Hello everyone and thank you for visiting. An article I did for the Wargames Directory( http://wdlovesme.19.forumer.com/index.php ) on painting 15mm Spanish Napoleonics forms the basis for this post. The figures are 15mm AB:
I am starting a new unit for my Napoleonic Spanish and I thought I'd do a work in progress article on how I paint my 15mm Napoleonics. I always paint a couple of test figures for each battalion before I dive in anyway and I thought it'd be easy enough to take a pic or two while doing it.
I have decided I will paint these as one of the Swiss regiments in the Spanish army though they can double for lots of other units as well with a bit of leeway accorded.
Here they are in all their bare (don't get excited everyone lol) glory:
For the first step we will prime the figures in black. I tried spray primer for the first time on 15s and I was not satisfied at all. Lots of tiny spots left bare and I had to track them down and coat them by brush. Back to brushing on the primer for me when it comes to 15mm.
Next up, I painted the trousers with Vallejo intermediate blue as a first coat on which to build up the white trousers.
I also painted Vallejo Chocolate brown in the areas which I will be painting red facings; lapels/cuffs and plume etc
Finally, I painted a coat of Vallejo Dark Prussian Blue on the coat of these figures as they are in dark blue coats.
This is it for starters. Please note that the figure on the left has a thick bit of flash between the musket and the lapels which I could do nothing about. I will try to disguise it with paint.
-I painted the flesh with scorched brown,
-the cuffs, lapels, collar and turnbacks with vallejo red(in the lapels I left the indentations the sculptor did to represent the buttons the original brown - just paint around them. As a principle I refuse to paint detail that is not there so since the buttons are not raised detail they don't get painted silver or gold or brass or whatever, merely left as dark indentations. I reckon it works well enough to illustrate what is there).
- then painted a white line to represent piping on the collar and the cuffs. There was similar piping on the lapels and the turnbacks but I decided not to bother.
using white we highlight the trousers leaving the intermediate blue as the shading colour. It's also time to paint the crossbelts. In 15mm I don't bother with more shades(say using offwhite or stone grey as I do for 28mm) even for the white. I reckon it looks decent enough as it is.
then vallejo flat red to highlight all the areas we had previously painted vallejo red.
the cockade was painted by painting a line of white, tidying it up with black on the sides and then a base of vallejo red highlighted with vallejo flat red.
Finally, using vallejo medium flesh I painted in the face. Again, for 15s no more shading is required.
ok last few steps to complete the figures:
using Vallejo Dark sea blue I highlighted the areas that had been painted black such as the bicorn, the boots, the ammunition pouch.
Vallejo Leather Brown as base for the pouch on the back of one of the figures and the backpack on the other.
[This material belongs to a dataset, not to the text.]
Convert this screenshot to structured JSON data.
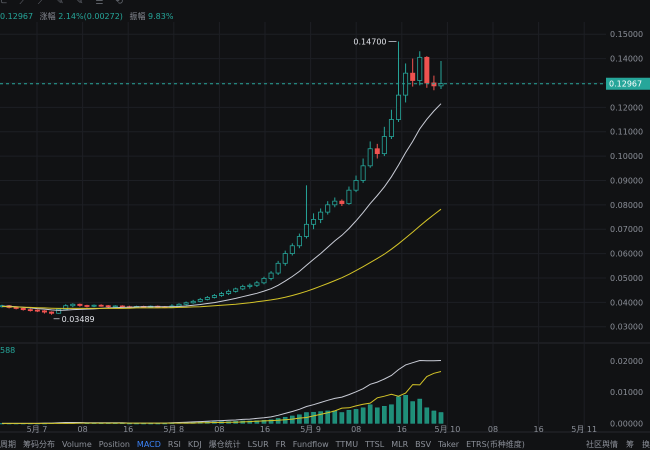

Highlighted with Vallejo Flat Earth. Finally, a very thinned down wash of GW brown ink.
vallejo prussian blue as the highlight for the blue coats
with vallejo brass paint the cocks of the musket and the triggers.
with vallejo oily steel the rest of the metal parts of the musket.
vallejo flat brown for the wooden parts of the musket.
This completes the article; I hope you enjoyed it lads and that it may prove useful to newbies to the hobby. I am not claiming this is some super duper, perfect way to paint Napoleonics in 15mm; so please feel free to weigh in with comments on how certain aspects could be improved on.